Wollongong Coal being taken to court for its alleged failure to pay rent to the NSW Government comes at a bad time for the miner – it is already being investigated over whether it is a “fit and proper person” to hold a mining licence.
The state’s Resources Regulator announced on Thursday that it was taking legal action to try and recover more than $288,000 in unpaid rent and levies owed to it by Wollongong Coal.
It would be the latest in a string of court issues for the struggling miner, which operates mines at Wongawilli and Russell Vale.
The company has relied on parent company, India’s Jindal Steel and Power group (JPSL), for liquidity as it struggles to make money from its two Illawarra coal mines.
But the issue of whether it is a “fit and proper” corporate “person”, as mining law demands, may provide further problems.
This investigation, began last July by the NSW Resources Regulator’s chief compliance officer, has included financial records and questions about the company’s solvency, according to Resources Minister Don Harwin when the issue was raised in NSW parliament in March.
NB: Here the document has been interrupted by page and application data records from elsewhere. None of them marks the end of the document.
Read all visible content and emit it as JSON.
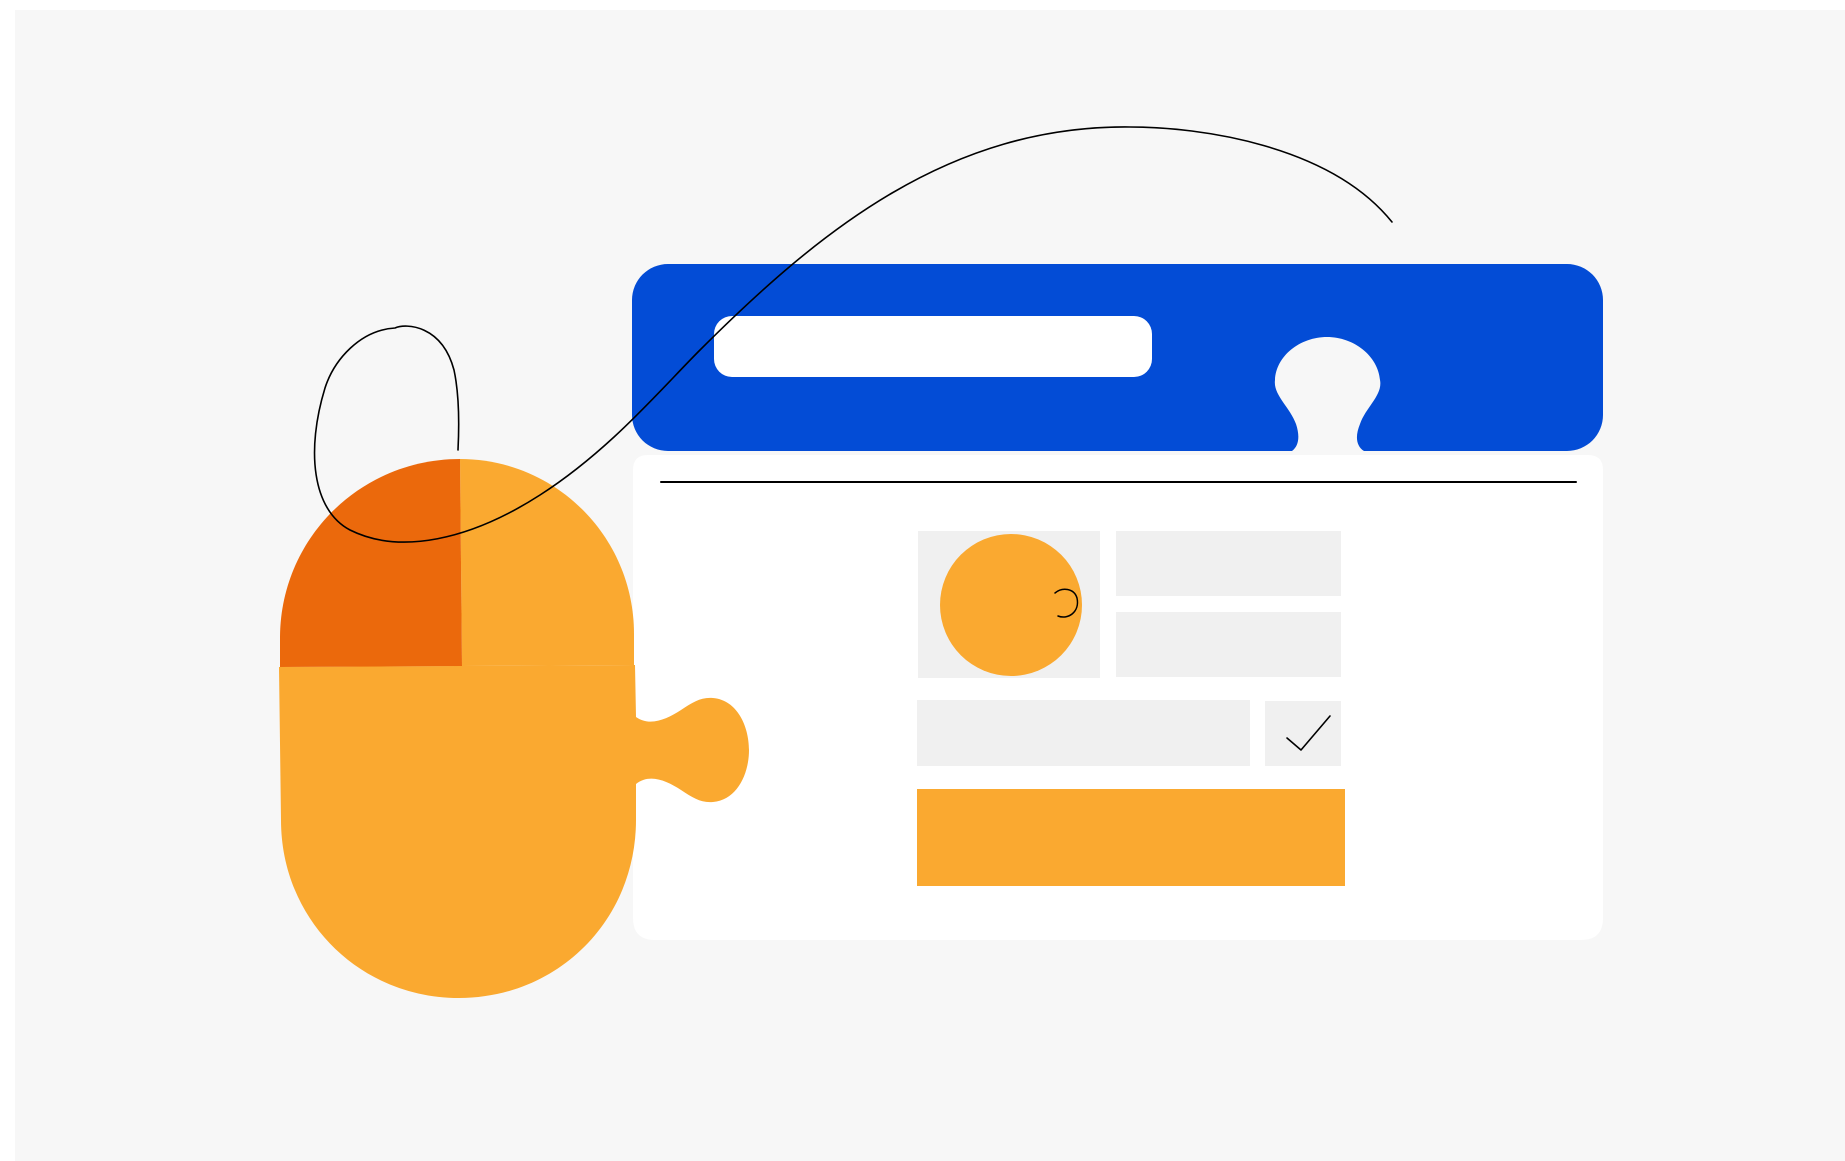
{
  "illustration": {
    "subject": "",
    "colors": {
      "canvas_background": "#ffffff",
      "panel_background": "#f7f7f7",
      "window_header": "#034cd6",
      "window_body": "#ffffff",
      "search_bar": "#ffffff",
      "placeholder_block": "#f0f0f0",
      "accent_orange": "#faa930",
      "accent_dark_orange": "#eb690c",
      "line": "#000000"
    },
    "icons": [
      "mouse-icon",
      "puzzle-piece-icon",
      "browser-window-icon",
      "search-bar-icon",
      "avatar-icon",
      "checkbox-icon",
      "checkmark-icon",
      "mouse-cable-icon"
    ],
    "form": {
      "checkbox_checked": true
    }
  }
}
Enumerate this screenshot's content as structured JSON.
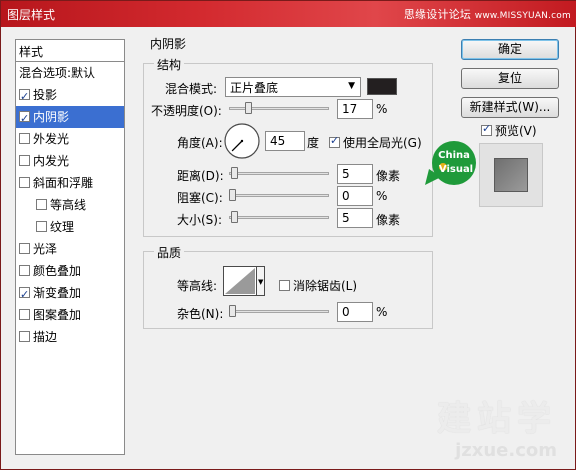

But with no further information since then, Mr Harwin was asked again on June 1 about the investigation.
Mr Harwin said he had asked for an update on the investigation, noting that a JPSL director had been investigation for alleged corruption in India, and “in light of recent events” an update was appropriate.
How the court development affects the “fit and proper” investigation remains to be seen.
The Resources Regulator is part of the Department of Planning and Environment. It was created so as to show a separation between the departmental units responsible for regulating mines, and those which focus on industry development.
When the Mercury revealed the “fit and proper” investigation last year, Wollongong Coal said the allegations were “baseless” but claimed it could not comment further.
Wollongong Coal has yet to update shareholders on the most recent legal action via its announcement page on the Australian Securities Exchange.
The penalty for breaching the Mining Act section is up to $11,000 for a corporation
The company did not respond to the Mercury’s requests for comment for this story.